But here’s the thing — Undaunted: Normandy works. In fact, it’s a masterclass in how to put attrition front and center without strangling a game’s momentum.
Susanna Clarke’s Jonathan Strange & Mr Norrell is a wonderful and (appropriately) strange novel, its meandering plot belying an uncommon thematic density. It never goes quite where you’d expect — an effect supported by footnotes that lend the air of a recovered manuscript — and you can hardly turn the page without encountering one idea subtly folding into another. Englishness versus otherness. The tension between madness and reason. The thin line between friendship and rivalry.
Now it’s a board game. And it’s a terrible shame that apparently nobody involved with this adaptation seems to have read the novel very closely.
For about the span of three minutes, I thought I might be in love with Wildlands. It had everything to do with a particular sequence. And I’d love to tell you about the precise moment of my infatuation.

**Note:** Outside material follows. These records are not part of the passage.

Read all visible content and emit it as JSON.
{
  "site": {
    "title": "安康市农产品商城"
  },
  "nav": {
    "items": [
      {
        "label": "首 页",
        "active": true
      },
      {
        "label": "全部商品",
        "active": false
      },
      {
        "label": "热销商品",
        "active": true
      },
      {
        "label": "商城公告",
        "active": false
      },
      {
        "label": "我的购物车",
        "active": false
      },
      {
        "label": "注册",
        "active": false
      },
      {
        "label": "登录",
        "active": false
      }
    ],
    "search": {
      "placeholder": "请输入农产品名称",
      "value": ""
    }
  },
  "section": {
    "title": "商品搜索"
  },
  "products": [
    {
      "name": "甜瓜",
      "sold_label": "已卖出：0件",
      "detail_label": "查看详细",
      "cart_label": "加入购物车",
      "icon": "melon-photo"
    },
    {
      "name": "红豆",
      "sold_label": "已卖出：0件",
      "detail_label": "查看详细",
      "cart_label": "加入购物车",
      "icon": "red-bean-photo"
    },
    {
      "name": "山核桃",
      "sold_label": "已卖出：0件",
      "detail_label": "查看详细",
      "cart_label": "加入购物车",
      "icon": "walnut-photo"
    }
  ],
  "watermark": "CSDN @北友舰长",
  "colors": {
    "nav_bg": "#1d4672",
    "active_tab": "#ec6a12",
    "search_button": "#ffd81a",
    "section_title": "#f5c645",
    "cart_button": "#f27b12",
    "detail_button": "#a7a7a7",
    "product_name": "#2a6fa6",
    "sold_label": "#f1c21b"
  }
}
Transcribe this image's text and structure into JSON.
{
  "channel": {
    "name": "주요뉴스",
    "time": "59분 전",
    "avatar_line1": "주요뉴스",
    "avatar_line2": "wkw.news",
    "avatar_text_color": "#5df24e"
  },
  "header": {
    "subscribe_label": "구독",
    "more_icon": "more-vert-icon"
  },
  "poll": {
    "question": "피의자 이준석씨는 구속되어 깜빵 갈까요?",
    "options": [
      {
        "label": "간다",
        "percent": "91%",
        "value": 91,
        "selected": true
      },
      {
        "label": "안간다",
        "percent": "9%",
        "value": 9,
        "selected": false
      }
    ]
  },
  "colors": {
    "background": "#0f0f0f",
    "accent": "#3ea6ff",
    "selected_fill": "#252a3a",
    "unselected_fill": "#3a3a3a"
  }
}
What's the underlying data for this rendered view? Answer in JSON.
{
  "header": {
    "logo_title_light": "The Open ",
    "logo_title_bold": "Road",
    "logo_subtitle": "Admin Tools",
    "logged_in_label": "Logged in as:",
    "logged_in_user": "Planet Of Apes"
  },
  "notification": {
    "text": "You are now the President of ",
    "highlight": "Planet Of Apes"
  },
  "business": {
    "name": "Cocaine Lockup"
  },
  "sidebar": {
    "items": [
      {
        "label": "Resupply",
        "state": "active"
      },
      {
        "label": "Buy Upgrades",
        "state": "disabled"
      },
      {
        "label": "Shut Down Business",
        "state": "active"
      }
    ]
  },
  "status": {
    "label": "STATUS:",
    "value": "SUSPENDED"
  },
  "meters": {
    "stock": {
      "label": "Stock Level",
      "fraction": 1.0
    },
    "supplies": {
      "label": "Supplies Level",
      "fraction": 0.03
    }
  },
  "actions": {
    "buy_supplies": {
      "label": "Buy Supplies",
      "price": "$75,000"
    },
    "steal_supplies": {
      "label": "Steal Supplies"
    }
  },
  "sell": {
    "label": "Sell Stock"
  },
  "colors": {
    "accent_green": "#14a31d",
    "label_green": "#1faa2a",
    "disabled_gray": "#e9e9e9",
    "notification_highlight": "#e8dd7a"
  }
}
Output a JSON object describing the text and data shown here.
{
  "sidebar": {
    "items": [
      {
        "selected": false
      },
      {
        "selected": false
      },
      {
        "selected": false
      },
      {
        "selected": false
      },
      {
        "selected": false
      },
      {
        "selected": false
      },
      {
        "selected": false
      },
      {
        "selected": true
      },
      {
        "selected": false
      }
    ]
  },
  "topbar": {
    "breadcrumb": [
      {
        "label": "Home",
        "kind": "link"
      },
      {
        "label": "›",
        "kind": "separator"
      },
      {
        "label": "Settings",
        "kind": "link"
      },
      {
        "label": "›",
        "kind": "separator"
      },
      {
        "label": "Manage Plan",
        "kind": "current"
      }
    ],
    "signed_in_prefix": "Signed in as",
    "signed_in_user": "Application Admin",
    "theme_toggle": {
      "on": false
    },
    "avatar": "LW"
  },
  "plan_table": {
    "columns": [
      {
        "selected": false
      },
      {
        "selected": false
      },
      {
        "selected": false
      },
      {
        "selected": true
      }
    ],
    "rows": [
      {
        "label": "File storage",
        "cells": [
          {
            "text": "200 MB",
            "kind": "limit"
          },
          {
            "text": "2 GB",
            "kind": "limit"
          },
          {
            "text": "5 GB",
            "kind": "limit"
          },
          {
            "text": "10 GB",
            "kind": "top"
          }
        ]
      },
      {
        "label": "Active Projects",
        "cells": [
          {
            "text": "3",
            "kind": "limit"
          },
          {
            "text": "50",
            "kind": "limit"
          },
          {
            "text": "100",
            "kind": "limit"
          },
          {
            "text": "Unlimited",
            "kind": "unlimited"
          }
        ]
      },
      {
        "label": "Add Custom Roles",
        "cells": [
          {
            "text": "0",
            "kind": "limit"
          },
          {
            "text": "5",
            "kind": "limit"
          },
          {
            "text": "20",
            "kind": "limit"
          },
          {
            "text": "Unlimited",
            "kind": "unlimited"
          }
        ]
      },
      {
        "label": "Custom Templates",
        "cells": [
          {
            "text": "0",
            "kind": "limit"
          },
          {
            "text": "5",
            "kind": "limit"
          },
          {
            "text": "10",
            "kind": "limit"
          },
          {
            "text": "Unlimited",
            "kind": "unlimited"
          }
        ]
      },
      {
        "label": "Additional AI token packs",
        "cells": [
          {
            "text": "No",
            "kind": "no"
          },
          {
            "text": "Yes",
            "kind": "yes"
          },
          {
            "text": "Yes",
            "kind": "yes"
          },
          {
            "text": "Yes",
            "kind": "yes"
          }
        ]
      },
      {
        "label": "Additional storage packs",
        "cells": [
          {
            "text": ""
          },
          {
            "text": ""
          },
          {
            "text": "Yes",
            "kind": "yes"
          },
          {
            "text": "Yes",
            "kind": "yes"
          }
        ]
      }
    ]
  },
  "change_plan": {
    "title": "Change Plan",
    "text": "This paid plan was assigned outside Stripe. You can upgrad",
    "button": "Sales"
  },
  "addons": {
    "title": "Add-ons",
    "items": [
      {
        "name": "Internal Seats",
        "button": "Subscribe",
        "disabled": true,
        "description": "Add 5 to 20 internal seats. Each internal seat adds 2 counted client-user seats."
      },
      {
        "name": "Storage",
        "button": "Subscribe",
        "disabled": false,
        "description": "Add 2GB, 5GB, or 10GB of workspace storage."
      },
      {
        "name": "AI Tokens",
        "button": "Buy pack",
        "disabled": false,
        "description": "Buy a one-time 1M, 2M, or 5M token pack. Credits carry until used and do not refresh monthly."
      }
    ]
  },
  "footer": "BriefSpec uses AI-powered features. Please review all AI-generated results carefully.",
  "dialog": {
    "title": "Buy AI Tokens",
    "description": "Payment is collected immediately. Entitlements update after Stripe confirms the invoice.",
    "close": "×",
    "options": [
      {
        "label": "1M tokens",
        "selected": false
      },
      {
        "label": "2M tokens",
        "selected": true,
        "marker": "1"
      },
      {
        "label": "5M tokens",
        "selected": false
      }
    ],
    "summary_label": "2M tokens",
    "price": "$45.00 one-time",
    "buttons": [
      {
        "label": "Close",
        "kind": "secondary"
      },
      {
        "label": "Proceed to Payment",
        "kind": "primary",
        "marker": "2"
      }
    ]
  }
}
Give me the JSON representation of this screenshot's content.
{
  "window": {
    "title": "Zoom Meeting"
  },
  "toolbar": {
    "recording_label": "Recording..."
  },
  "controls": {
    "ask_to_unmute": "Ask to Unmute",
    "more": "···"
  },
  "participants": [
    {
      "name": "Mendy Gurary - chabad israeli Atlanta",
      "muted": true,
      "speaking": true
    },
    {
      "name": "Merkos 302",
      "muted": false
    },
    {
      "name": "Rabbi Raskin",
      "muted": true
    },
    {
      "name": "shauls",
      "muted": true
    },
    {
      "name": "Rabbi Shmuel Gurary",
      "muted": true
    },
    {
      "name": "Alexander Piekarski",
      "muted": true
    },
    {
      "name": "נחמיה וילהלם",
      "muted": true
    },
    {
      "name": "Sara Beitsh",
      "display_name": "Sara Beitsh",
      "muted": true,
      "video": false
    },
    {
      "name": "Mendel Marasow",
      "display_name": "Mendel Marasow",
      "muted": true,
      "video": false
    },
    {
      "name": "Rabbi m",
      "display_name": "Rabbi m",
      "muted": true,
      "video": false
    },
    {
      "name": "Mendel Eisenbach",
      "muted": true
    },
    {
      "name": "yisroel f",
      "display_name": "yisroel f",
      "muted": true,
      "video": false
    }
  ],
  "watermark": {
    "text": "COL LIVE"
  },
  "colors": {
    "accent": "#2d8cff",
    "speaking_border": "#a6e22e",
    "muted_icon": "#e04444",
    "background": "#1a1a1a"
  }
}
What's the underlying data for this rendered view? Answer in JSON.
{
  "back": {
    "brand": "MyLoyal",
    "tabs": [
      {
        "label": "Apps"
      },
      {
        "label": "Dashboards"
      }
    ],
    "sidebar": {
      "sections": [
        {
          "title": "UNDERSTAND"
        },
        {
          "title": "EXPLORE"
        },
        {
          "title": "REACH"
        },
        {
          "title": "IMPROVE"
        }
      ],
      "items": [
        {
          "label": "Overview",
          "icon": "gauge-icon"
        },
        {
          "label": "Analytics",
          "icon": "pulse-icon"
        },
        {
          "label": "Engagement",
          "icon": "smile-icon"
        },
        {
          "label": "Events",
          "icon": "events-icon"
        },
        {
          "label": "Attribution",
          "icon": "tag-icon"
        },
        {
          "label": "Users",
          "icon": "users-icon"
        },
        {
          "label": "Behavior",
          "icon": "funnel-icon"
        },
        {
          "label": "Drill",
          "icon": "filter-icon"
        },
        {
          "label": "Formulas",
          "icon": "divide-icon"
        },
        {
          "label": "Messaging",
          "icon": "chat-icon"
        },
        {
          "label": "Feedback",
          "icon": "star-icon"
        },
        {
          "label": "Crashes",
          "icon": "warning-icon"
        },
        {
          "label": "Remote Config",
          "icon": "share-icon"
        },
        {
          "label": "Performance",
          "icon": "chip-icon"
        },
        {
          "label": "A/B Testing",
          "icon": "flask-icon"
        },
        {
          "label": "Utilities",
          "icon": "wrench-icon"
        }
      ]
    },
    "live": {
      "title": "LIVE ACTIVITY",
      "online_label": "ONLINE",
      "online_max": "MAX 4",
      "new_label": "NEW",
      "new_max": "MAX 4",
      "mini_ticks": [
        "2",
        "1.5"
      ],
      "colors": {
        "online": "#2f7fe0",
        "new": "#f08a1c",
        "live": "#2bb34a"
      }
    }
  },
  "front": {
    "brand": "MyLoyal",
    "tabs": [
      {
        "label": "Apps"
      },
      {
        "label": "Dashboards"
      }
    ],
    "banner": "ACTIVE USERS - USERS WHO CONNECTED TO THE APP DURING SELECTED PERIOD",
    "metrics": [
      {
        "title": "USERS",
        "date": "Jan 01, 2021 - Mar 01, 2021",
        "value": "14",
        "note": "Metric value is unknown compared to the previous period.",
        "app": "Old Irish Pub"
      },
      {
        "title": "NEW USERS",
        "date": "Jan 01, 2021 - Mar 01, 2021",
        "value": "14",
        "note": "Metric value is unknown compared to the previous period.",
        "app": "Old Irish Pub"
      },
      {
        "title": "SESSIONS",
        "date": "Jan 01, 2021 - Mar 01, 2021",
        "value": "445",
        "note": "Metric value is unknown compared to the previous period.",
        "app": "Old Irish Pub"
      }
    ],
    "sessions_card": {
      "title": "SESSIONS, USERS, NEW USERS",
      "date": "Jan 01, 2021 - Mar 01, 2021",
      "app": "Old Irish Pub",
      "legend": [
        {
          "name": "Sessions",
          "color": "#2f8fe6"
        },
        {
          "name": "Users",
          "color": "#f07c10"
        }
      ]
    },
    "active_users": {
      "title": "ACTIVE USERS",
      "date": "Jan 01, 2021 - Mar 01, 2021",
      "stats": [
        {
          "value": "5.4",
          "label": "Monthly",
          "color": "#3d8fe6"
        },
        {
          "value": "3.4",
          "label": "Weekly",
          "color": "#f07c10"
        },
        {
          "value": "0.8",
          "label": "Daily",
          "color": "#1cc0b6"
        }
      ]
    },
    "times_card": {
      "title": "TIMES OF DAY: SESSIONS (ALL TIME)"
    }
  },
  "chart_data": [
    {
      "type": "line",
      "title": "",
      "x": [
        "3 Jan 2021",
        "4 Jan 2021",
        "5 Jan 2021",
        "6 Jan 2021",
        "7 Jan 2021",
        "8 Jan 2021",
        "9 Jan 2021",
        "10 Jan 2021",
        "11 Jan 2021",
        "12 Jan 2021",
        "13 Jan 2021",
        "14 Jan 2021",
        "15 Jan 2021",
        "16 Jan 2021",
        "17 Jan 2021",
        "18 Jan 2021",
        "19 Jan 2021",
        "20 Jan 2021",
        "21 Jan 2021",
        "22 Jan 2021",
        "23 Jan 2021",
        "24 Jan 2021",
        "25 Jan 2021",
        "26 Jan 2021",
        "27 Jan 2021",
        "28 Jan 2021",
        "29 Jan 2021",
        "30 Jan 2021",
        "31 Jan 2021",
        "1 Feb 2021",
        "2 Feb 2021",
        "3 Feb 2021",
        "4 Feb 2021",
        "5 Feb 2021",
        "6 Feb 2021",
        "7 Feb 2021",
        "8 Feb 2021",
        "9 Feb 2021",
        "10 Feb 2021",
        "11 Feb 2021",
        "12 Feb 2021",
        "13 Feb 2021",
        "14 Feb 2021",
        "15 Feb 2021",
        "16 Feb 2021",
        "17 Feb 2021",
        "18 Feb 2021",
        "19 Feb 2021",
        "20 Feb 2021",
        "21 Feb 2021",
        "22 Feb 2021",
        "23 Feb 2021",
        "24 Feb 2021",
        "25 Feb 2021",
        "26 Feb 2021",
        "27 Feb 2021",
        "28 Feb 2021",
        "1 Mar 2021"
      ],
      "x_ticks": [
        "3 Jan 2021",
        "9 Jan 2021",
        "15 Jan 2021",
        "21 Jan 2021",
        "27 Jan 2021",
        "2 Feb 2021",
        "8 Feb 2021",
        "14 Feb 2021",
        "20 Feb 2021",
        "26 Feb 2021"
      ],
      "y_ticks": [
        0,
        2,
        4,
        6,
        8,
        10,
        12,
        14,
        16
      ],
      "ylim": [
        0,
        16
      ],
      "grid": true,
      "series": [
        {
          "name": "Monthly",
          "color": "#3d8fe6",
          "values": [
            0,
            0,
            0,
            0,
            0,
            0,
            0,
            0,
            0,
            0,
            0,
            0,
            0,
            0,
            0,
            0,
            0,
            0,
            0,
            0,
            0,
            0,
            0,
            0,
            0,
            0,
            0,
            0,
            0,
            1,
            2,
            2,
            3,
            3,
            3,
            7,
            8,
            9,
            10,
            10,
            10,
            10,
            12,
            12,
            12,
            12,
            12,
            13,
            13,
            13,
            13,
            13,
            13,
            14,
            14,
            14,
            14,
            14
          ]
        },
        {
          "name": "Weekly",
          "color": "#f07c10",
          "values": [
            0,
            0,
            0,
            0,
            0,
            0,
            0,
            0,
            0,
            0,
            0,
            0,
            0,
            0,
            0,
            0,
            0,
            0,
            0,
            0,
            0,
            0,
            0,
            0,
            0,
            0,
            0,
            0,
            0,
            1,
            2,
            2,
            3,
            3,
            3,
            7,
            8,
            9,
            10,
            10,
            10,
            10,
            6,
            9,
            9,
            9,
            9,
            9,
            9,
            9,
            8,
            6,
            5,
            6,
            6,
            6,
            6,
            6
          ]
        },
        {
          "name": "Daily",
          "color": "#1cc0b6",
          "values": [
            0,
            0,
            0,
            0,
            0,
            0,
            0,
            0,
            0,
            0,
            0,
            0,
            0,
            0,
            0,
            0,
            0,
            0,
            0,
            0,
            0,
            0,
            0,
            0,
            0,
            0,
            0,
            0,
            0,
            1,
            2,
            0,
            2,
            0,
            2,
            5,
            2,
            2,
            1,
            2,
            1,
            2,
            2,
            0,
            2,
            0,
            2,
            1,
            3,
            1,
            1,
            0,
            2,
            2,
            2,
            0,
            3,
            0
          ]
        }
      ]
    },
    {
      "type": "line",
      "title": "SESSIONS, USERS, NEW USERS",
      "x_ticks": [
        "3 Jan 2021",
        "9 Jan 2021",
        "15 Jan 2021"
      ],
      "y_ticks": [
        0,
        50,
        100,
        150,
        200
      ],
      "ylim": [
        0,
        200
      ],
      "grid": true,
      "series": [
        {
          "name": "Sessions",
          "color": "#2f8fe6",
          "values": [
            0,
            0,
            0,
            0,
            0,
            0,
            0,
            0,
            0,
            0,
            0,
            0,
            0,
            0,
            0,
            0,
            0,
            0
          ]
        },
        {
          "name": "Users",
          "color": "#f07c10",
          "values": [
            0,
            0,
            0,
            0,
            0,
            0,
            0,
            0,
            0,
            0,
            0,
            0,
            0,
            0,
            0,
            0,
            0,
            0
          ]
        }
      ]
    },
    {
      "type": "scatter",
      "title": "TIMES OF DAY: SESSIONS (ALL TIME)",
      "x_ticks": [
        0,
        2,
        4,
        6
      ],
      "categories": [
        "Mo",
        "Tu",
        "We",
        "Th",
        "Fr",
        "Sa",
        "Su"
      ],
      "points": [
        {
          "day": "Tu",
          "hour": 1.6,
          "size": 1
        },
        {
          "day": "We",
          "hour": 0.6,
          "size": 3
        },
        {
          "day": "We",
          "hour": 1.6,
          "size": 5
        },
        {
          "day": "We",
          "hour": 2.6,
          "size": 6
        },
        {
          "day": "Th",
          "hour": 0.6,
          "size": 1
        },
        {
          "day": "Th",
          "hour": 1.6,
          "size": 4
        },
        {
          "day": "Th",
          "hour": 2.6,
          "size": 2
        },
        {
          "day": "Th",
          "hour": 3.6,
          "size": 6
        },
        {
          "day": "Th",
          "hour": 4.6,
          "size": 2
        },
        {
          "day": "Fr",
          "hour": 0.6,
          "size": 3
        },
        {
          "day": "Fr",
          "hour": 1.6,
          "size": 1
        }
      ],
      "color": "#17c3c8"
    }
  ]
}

There’s an utterly wonderful idea nestled at the heart of Cryptid. For far too long cryptozoology has been dismissed and discredited by more “serious” scientists. But you know something is out there. Yeti, Bigfoot, Nessie, the Pope Lick Monster… something. Problem is, all your buddies from the message board are also on the trail. It’s a race, then, every rival cryptozoologist determined to capture more than grainy footage of obvious rubber-masked imposters. Real proof this time.
As a concept, it’s lovely. Too bad the actual cryptids are as absent as any real-life hunt for Mothman.
Want to know the best thing about all these Reiner Knizia reprints? It’s that somebody else is doing the hard work of curating the good doctor’s 500+ games. Rather than picking through every last trifle, experiment, and flub, they’re all being sorted for the brightest, smartest, and most fulfilling of Knizia’s catalog.
The latest in this spree of curated Knizias — remade with gorgeous art by Osprey Games — is High Society. And much like its namesake, it’s elite, holier-than-thou, and oh so catty.
There’s an undeniable romance to the notion of finding a long-lost city in the middle of an inhospitable landscape. It’s the sort of thing that caused men like Percy Fawcett to wager — and ultimately lose — his life in pursuit of Z in the deepest reaches of the Brazilian Amazon. To brave dangers, starvation, the uncertain meetings with the indigenous, and to arrive battered and thinned yet alive at the foot of a monumental geographic discovery; it almost sounds worth the risk. And I’m the sort who avoids taking my daughter to the park.
The Lost Expedition is only loosely based on Fawcett’s doomed expedition, instead opting to capture the broad strokes of perilous exploration. And unlike its source material, it’s a success.
Every so often, I come across a game that’s so artistic in its vision, so inventive in its mechanical execution, so determined to march to the beat of its own drummer, that’s it nothing short of breathtaking. After playing a few dozen nigh-identical deck-building or worker-placement games, creativity can be its own reward.
Unfortunately, sometimes that game stumbles in just such a way that it becomes nearly impossible to recommend it. And so it is with the asymmetrical cooperative game The Ravens of Thri Sahashri.